Most parents want their kids to have more opportunities than they did. But for all the hard work and sacrifices parents make to give their kids every possible advantage, most of us fall short when it comes to teaching kids basic financial literacy.
Regardless of your own level of knowledge or interest in money, you can instill financial literacy in your kids, simply through your words and actions. Here are four ways you can make your kids more money savvy, starting today.
Talk about money openly. Money remains one of the last taboo topics. Look at politicians. They’ll talk openly about race, religion, abortion and immigration, but get prickly when the topic of their financial lives arises. But like any issue involving shame, swiping the topic of money under the rug creates bigger long term effects. In fact, a study by T.Rowe Price revealed that 46% of kids whose parents talked about money openly felt they were savvy in the area of personal finance–even when some of those conversations were parents arguing over money. Just 14% of kids whose parents didn’t talk about money in front of them said they felt money savvy.

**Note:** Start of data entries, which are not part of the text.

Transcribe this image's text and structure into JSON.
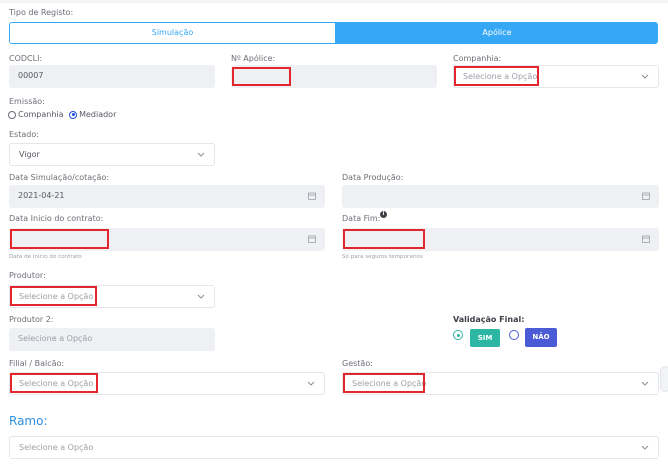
{
  "tipo_registo": {
    "label": "Tipo de Registo:",
    "tab_simulacao": "Simulação",
    "tab_apolice": "Apólice",
    "active_color": "#35a7f5",
    "inactive_color": "#35a7f5"
  },
  "codcli": {
    "label": "CODCLI:",
    "value": "00007"
  },
  "n_apolice": {
    "label": "Nº Apólice:",
    "value": ""
  },
  "companhia": {
    "label": "Companhia:",
    "placeholder": "Selecione a Opção"
  },
  "emissao": {
    "label": "Emissão:",
    "opt_companhia": "Companhia",
    "opt_mediador": "Mediador",
    "selected": "Mediador"
  },
  "estado": {
    "label": "Estado:",
    "value": "Vigor"
  },
  "data_simulacao": {
    "label": "Data Simulação/cotação:",
    "value": "2021-04-21"
  },
  "data_producao": {
    "label": "Data Produção:",
    "value": ""
  },
  "data_inicio": {
    "label": "Data Inicio do contrato:",
    "value": "",
    "hint": "Data de inicio do contrato"
  },
  "data_fim": {
    "label": "Data Fim:",
    "value": "",
    "hint": "Só para seguros temporarios"
  },
  "produtor": {
    "label": "Produtor:",
    "placeholder": "Selecione a Opção"
  },
  "produtor2": {
    "label": "Produtor 2:",
    "placeholder": "Selecione a Opção"
  },
  "validacao": {
    "label": "Validação Final:",
    "sim": "SIM",
    "nao": "NÃO",
    "selected": "SIM",
    "sim_color": "#2db6a3",
    "nao_color": "#4b5bd6"
  },
  "filial": {
    "label": "Filial / Balcão:",
    "placeholder": "Selecione a Opção"
  },
  "gestao": {
    "label": "Gestão:",
    "placeholder": "Selecione a Opção"
  },
  "ramo": {
    "title": "Ramo:",
    "placeholder": "Selecione a Opção",
    "title_color": "#2f8fe0"
  },
  "highlight_color": "#e3262d"
}
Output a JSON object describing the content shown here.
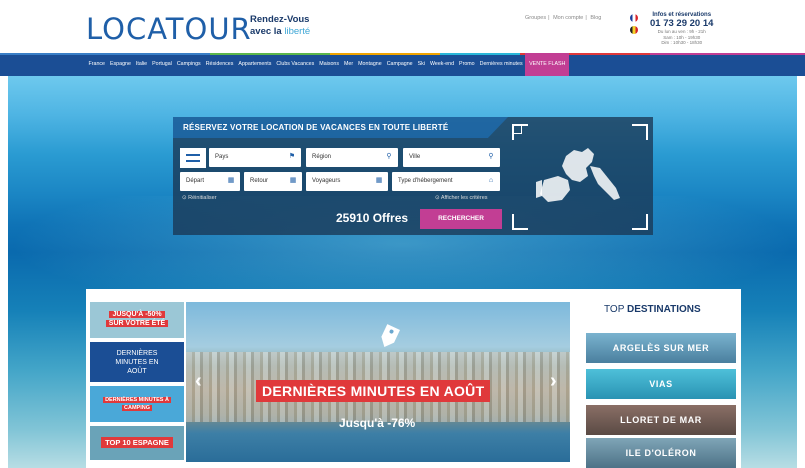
{
  "header": {
    "logo": "LOCATOUR",
    "tagline_1": "Rendez-Vous",
    "tagline_2_prefix": "avec la",
    "tagline_2_accent": "liberté",
    "toplinks": [
      "Groupes",
      "Mon compte",
      "Blog"
    ],
    "contact_label": "Infos et réservations",
    "phone": "01 73 29 20 14",
    "hours": [
      "Du lun au ven : 9h - 21h",
      "Sam : 10h - 19h30",
      "Dim : 10h30 - 18h30"
    ]
  },
  "nav": {
    "items": [
      "France",
      "Espagne",
      "Italie",
      "Portugal",
      "Campings",
      "Résidences",
      "Appartements",
      "Clubs Vacances",
      "Maisons",
      "Mer",
      "Montagne",
      "Campagne",
      "Ski",
      "Week-end",
      "Promo",
      "Dernières minutes",
      "VENTE FLASH"
    ],
    "accent_colors": [
      "#3a7fc7",
      "#e0393b",
      "#f0a400",
      "#5cb64a",
      "#c23e94",
      "#2ab7d9"
    ]
  },
  "search": {
    "title": "RÉSERVEZ VOTRE LOCATION DE VACANCES EN TOUTE LIBERTÉ",
    "pays": "Pays",
    "region": "Région",
    "ville": "Ville",
    "depart": "Départ",
    "retour": "Retour",
    "voyageurs": "Voyageurs",
    "type": "Type d'hébergement",
    "reinit": "Réinitialiser",
    "criteria": "Afficher les critères",
    "offers": "25910 Offres",
    "button": "RECHERCHER"
  },
  "promos": {
    "p1_line1": "JUSQU'À -50%",
    "p1_line2": "SUR VOTRE ÉTÉ",
    "p2_line1": "DERNIÈRES",
    "p2_line2": "MINUTES EN",
    "p2_line3": "AOÛT",
    "p3_line1": "DERNIÈRES MINUTES À",
    "p3_line2": "CAMPING",
    "p4": "TOP 10 ESPAGNE"
  },
  "carousel": {
    "title": "DERNIÈRES MINUTES EN AOÛT",
    "subtitle": "Jusqu'à -76%",
    "prev": "‹",
    "next": "›"
  },
  "destinations": {
    "heading_light": "TOP",
    "heading_bold": "DESTINATIONS",
    "items": [
      "ARGELÈS SUR MER",
      "VIAS",
      "LLORET DE MAR",
      "ILE D'OLÉRON"
    ]
  }
}
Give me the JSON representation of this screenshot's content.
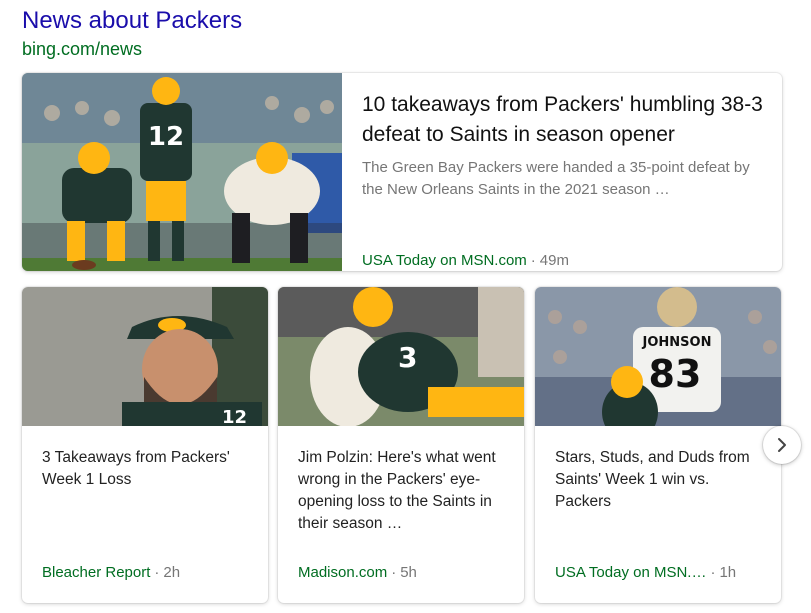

Give them an allowance. Kids who have the opportunity to earn money develop an inner work ethic, and sense of confidence regarding their value. Nearly 40% of kids in the T.Rowe Price survey who got an allowance said they were smart about money.
Let them make bad choices. The temporary nature of money becomes apparent when you’re responsible for paying for your own rent, food and bills. But if you don’t learn how to make financial choices based on the money you have, earn and owe, the stakes are high and can have lasting consequences. Let your kids choose how they’ll spend their money–even if you don’t agree. When kids are empowered to make decisions about how they will earn, spend and save, they learn lifelong lessons about the consequences of choice when it comes to money, in a low-risk environment.
Explain price tags, and relative value. Kids who are as young as five years old can grasp the concept of comparison. Just as three apples are more than two, they can reasonably understand that an item that costs $5 requires more money than one that costs $4. When you take them shopping, explain price differences and why they matter, including the fact that sometimes packages make you think you are buying a “better” item, when it’s actually the same. Invite kids to participate decision-making processes of what you buy. If you disagree with their choices, explain why. These money lessons may add a few minutes to your grocery trip–but can make kids better critical thinkers about money for their whole lives.
As bigger ticket items like bikes, cars and college applications become part of your child’s financial reality, discuss price tags, value and choice with the same level of transparency. If your teen wants to buy a car, for example, discuss a reasonable price tag and how you expect him or her to earn the money to pay for part or all of it, including how to budget for the costs of gas, repairs, and insurance.
When kids are ready to complete college applications, compare college prices along with their choice of major or career. While money shouldn’t determine education or professional decisions entirely, viewing them the lens of financial reality can help kids understand the impact of their choices, and sacrifices those may require. To manage student loans, for example, many experts recommend not borrowing more than one can reasonably expect to earn the first year in the professional world. With that in mind, you and your child can discuss if it makes financial sense to take some general classes at a local community college, to consider various housing options, or to secure a part-time job while they’re enrolled in school.